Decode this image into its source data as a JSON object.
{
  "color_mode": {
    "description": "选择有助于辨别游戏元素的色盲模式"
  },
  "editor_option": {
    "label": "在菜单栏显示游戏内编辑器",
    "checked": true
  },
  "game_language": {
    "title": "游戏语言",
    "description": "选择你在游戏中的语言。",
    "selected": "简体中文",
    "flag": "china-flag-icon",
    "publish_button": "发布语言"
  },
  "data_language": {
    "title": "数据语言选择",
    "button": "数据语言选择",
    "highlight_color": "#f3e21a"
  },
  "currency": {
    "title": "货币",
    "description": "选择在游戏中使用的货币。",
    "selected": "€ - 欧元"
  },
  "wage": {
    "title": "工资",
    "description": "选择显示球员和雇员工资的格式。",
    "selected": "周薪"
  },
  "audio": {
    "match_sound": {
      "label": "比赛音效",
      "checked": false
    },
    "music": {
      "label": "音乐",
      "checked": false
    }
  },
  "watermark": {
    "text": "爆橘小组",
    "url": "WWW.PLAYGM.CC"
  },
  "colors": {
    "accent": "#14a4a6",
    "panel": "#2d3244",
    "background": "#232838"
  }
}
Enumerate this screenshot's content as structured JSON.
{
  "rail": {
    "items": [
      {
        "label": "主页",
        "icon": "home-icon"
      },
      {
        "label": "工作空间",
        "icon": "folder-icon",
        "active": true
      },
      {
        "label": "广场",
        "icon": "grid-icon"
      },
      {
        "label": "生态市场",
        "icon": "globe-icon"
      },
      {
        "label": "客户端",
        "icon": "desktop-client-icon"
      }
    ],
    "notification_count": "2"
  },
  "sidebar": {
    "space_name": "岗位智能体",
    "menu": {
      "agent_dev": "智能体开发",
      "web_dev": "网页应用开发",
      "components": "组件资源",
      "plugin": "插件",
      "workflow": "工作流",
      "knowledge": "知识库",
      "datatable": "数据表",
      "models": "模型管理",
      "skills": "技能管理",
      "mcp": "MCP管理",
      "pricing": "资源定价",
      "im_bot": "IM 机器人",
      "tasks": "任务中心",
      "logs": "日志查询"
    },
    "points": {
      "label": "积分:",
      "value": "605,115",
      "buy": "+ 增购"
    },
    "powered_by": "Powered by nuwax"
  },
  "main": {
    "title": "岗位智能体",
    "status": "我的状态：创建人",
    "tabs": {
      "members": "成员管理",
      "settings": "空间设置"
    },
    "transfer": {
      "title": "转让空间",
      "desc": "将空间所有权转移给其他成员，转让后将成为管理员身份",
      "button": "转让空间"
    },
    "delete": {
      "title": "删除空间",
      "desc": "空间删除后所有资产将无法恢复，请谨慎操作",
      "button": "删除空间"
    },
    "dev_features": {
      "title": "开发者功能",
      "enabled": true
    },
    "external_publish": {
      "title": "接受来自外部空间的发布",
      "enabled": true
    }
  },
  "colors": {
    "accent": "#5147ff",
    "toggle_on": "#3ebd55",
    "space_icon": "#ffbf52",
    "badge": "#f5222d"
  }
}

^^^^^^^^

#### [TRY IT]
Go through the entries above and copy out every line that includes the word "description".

#### [ANSWER FOR THE TASK]
    "description": "选择有助于辨别游戏元素的色盲模式"
    "description": "选择你在游戏中的语言。",
    "description": "选择在游戏中使用的货币。",
    "description": "选择显示球员和雇员工资的格式。",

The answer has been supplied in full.